**EXERCISE AIM**
In the listing below, locate the lines that hold "Display" and copy them.

^^^^

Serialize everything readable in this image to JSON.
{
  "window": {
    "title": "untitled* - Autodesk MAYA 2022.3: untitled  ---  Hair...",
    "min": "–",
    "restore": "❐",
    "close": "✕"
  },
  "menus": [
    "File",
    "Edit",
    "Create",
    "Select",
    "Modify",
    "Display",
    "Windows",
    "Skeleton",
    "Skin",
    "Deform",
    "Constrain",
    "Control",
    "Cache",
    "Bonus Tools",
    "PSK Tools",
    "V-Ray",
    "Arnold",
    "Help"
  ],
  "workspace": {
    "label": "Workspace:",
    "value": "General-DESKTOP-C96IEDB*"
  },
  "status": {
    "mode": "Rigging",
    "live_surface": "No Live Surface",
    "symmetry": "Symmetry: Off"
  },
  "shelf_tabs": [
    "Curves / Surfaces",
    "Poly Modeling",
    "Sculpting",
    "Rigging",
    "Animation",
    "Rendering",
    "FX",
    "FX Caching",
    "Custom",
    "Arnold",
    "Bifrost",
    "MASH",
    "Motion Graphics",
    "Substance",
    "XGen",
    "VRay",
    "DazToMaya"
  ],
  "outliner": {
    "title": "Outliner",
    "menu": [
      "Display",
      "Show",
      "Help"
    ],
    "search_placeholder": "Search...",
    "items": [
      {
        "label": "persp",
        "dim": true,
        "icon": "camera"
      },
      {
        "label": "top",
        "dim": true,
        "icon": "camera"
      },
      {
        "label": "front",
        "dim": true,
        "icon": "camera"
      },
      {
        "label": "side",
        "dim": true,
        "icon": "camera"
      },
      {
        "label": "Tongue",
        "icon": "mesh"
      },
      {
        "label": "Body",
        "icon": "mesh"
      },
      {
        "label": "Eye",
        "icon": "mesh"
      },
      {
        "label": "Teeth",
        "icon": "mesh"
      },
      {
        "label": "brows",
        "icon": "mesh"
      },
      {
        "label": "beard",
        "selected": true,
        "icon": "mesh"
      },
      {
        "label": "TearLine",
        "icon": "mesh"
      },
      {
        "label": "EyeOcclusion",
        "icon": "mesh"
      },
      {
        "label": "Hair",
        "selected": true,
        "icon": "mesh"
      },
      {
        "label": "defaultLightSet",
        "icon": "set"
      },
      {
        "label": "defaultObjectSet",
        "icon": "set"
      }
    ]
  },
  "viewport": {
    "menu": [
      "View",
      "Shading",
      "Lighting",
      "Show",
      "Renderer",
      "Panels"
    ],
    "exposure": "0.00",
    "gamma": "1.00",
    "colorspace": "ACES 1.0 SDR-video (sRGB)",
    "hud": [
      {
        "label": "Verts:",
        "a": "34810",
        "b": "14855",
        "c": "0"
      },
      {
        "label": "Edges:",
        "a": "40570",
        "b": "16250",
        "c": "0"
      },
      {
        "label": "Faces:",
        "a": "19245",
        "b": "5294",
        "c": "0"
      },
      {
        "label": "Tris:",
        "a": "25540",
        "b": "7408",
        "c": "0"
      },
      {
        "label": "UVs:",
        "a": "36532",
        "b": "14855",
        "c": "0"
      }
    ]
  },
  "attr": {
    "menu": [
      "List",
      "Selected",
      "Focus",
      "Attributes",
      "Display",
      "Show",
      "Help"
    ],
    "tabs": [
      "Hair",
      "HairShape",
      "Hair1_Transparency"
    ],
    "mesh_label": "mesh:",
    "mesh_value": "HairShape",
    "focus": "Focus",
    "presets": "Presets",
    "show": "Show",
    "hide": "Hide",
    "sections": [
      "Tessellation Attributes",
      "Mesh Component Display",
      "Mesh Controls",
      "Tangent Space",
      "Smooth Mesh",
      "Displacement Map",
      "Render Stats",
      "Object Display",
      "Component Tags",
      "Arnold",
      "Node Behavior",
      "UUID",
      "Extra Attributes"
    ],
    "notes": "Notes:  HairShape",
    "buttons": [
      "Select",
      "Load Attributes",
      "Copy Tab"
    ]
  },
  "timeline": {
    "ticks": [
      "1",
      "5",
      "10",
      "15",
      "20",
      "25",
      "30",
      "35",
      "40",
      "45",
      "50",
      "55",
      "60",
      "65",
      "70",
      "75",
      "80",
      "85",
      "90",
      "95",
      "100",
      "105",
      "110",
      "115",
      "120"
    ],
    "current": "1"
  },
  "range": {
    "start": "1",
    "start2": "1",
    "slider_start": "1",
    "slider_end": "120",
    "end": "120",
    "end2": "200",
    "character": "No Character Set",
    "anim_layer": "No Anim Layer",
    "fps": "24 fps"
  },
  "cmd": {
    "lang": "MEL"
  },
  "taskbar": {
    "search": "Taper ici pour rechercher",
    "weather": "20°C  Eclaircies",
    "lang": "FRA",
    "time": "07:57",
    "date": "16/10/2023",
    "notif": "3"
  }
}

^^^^

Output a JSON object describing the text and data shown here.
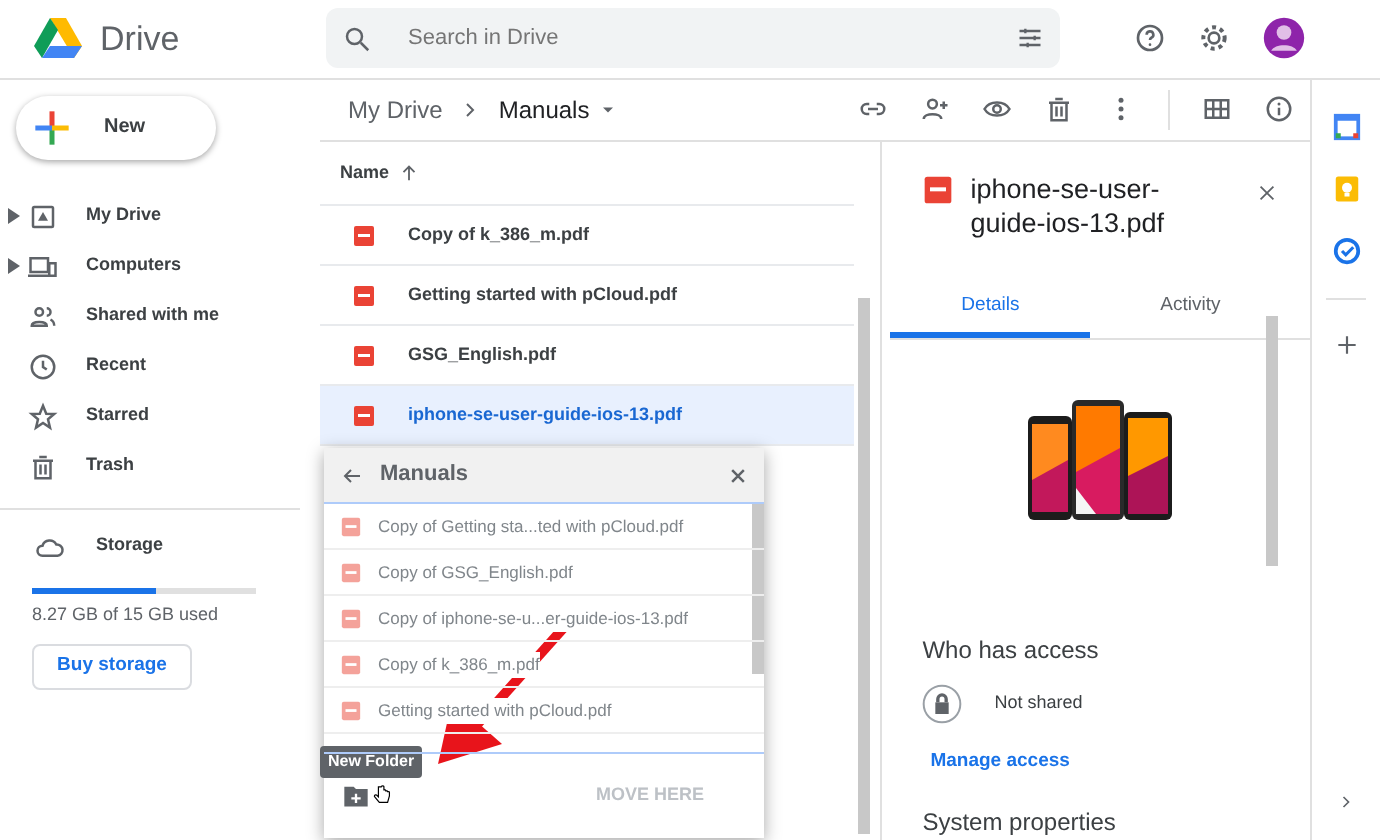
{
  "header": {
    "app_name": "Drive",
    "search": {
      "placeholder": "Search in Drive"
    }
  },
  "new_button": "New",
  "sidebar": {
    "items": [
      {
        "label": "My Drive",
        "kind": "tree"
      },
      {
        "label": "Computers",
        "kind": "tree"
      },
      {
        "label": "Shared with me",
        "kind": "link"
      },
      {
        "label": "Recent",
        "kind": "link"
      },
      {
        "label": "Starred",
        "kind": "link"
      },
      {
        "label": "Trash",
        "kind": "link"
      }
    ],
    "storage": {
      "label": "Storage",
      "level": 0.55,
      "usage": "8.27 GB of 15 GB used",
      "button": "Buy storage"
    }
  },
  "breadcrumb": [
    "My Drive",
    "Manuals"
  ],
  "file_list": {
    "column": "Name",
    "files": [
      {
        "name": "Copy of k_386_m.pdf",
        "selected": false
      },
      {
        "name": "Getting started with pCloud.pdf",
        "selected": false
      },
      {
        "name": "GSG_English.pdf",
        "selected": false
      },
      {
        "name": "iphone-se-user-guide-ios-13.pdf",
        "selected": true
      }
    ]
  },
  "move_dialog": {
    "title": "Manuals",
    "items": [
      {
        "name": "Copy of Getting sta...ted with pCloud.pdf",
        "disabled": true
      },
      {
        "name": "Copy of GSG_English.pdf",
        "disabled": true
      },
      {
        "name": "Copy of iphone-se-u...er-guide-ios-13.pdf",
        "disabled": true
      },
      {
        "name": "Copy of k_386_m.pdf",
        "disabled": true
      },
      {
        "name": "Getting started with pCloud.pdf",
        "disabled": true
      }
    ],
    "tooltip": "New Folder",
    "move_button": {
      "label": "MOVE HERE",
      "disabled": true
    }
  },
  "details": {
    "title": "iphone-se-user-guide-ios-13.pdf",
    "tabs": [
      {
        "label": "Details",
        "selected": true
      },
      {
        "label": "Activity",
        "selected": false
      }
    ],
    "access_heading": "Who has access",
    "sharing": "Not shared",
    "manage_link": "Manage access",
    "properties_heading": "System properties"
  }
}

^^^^

**SOLVED PROBLEM**
    "Display",
      "Display",
      "Display",
      "Mesh Component Display",
      "Object Display",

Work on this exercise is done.